• Interesting point! Yeah, I'm sure that dots or not -- human vision will be fooled. I kind of was thinking about using the thing for... let's say, less than legal purposes, but the previous answers pretty much cured me of that. I kind of keep forgetting that nowadays, security cameras always come together with heat vision, and I'm pretty sure the location I'm thinking about also has the phase-shift-detection-thingy others mentioned. I'm just glad I asked my question here -- would have been a bit embarrassing to get caught so easily... – subrunner Dec 14 '16 at 17:28

Probably something like this. If I didn't understand wrong.

• Cough, science-based tag, cough. Might want to elaborate a bit. The provided screenshot is hardly indicative of what an actual device might do, as the effect there is purely for the player's benefit. – Draco18s Dec 11 '16 at 23:21
• Planar mapping of ground texture from above is not at all helping in not being spotted from few meters of distance, however it could really help hiding from helicopters. – GameDeveloper Dec 12 '16 at 11:29

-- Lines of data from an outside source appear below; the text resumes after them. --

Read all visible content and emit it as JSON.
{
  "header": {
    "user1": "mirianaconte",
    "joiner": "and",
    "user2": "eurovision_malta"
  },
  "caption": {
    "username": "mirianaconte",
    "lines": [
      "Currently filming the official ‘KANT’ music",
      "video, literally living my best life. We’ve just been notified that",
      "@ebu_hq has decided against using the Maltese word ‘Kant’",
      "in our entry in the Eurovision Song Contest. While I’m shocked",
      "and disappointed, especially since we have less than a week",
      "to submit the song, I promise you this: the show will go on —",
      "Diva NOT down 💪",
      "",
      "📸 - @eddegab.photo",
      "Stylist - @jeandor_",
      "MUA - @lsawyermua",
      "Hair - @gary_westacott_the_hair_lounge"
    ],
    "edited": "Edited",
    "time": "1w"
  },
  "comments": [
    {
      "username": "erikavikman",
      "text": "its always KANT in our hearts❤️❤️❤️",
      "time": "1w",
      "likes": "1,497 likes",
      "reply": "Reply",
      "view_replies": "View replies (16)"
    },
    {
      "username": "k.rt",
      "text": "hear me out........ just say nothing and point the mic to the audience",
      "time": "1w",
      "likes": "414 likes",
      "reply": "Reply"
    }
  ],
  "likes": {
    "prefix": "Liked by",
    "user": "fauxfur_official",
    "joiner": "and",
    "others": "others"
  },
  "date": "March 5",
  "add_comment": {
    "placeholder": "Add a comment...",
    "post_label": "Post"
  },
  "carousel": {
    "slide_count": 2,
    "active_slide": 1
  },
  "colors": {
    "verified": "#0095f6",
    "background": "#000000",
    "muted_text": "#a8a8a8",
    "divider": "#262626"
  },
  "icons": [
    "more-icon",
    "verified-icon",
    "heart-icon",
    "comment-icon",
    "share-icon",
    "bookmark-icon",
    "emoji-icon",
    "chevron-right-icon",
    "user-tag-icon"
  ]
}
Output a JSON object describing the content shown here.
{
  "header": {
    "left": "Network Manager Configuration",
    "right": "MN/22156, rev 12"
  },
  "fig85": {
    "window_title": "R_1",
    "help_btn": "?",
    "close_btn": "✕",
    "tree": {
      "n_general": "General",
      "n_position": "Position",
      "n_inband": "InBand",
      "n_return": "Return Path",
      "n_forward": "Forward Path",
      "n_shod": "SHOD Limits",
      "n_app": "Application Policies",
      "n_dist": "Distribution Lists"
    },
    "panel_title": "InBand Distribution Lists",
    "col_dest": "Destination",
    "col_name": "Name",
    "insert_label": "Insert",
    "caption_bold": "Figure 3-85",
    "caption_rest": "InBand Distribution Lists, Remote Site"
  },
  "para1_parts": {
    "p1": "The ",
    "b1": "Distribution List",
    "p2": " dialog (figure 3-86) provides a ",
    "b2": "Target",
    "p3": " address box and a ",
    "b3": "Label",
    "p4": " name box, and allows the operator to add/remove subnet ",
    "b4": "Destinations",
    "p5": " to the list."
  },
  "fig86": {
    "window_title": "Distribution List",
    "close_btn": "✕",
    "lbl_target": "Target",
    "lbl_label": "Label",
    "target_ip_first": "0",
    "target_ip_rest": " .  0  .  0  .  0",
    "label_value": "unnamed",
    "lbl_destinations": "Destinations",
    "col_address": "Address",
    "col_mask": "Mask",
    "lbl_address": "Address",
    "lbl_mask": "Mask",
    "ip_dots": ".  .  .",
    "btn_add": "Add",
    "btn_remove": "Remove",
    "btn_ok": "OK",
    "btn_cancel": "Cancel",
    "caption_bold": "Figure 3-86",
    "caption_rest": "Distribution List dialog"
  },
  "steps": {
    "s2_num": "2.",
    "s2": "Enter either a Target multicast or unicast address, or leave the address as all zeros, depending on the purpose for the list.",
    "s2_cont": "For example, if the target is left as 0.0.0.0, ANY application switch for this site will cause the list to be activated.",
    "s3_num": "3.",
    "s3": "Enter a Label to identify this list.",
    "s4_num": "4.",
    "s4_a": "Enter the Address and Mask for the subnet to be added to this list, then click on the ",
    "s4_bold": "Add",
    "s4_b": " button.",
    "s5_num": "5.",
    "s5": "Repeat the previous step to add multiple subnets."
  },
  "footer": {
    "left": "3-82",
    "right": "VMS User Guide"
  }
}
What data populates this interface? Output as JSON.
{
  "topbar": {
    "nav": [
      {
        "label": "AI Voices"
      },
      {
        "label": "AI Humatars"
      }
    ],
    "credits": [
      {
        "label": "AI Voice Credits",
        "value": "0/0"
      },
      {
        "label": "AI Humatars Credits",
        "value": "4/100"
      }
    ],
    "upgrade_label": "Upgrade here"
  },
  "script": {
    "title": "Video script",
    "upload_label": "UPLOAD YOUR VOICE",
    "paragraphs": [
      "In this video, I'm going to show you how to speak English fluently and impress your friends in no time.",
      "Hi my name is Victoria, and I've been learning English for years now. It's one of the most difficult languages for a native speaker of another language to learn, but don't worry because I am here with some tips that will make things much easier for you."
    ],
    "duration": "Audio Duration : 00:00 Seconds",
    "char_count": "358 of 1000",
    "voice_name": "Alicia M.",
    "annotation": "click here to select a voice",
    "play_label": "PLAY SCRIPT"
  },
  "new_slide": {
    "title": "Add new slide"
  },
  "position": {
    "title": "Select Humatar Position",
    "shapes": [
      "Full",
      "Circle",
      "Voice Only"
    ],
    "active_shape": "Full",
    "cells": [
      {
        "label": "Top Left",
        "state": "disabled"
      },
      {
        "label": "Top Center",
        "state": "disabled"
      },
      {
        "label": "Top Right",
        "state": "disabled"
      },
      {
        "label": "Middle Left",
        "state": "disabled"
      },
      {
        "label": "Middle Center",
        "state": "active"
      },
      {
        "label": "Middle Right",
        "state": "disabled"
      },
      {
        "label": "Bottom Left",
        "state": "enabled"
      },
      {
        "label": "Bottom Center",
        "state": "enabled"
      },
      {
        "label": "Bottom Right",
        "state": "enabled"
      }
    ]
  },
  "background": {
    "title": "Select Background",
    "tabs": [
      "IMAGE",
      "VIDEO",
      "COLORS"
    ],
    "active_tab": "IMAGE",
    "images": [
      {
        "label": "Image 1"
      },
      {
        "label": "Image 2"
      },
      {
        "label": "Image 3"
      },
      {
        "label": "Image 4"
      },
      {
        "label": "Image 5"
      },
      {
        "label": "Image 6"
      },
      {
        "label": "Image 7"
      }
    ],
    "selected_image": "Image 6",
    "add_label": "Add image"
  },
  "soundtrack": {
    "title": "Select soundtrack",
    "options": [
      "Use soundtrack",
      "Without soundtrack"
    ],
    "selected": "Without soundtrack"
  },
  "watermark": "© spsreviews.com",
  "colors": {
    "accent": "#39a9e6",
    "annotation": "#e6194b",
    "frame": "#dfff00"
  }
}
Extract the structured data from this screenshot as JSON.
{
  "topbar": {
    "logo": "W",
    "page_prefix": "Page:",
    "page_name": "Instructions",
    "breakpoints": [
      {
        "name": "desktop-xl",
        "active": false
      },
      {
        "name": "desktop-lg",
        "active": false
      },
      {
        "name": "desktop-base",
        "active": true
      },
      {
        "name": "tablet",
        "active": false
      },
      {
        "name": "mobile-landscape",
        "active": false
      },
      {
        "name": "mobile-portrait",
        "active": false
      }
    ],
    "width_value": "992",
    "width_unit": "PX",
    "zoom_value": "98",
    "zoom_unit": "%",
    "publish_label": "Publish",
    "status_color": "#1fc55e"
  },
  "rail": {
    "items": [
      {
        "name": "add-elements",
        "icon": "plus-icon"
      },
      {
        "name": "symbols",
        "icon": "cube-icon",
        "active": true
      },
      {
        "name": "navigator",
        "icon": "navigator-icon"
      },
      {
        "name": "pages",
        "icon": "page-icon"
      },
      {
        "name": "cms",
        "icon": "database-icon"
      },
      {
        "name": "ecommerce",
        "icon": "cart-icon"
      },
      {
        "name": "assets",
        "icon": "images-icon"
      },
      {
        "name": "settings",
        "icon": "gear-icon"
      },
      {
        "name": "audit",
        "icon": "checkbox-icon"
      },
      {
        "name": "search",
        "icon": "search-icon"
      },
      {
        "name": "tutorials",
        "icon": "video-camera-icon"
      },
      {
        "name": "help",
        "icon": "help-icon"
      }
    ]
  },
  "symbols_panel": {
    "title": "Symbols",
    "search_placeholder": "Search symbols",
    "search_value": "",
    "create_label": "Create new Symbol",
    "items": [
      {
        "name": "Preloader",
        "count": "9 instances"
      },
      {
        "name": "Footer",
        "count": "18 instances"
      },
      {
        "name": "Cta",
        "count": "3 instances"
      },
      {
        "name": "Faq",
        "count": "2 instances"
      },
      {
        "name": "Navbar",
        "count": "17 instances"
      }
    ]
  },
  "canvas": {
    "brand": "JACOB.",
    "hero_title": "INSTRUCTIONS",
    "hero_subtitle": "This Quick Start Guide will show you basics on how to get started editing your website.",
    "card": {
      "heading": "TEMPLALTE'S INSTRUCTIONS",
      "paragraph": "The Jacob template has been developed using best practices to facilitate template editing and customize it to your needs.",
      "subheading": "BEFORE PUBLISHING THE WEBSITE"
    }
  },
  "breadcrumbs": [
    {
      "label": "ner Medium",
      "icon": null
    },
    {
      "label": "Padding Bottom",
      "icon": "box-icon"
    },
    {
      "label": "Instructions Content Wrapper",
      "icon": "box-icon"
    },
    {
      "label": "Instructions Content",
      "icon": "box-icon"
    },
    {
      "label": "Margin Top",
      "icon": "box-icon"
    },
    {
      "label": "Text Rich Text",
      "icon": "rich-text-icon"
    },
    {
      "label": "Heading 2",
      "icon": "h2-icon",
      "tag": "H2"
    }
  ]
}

• @Draco18s other users have been explained above clearly, so I wanted to add a possible situation of cloaking. The idea is "bending light", so I think it'd be something like this in reality. – Alper Özdemir Dec 14 '16 at 10:29
• @DarioOO Maybe a few meters - you can be spotted easily, but you can purely invisible for ranged and no-scoped equipments. This is absolutely not a good idea for getting too close to enemies. However, this is usable for spying and disguising. – Alper Özdemir Dec 14 '16 at 10:32
• I can see where the misunderstanding comes from. This pretty much looks like me in my chamaeleon suit, kind of warping things when looking at me from a close distance. The light-bending cloak didn't do anything like this, it was like being totally invisible when I looked at myself in the mirror. Even when I moved. But people here were so nice and inform me that this kind of invisibility comes with some heavy draw-backs (and ways of detection), so I think I will have to stick to my trusty old chamaeleon suit. Thanks though! – subrunner Dec 14 '16 at 17:33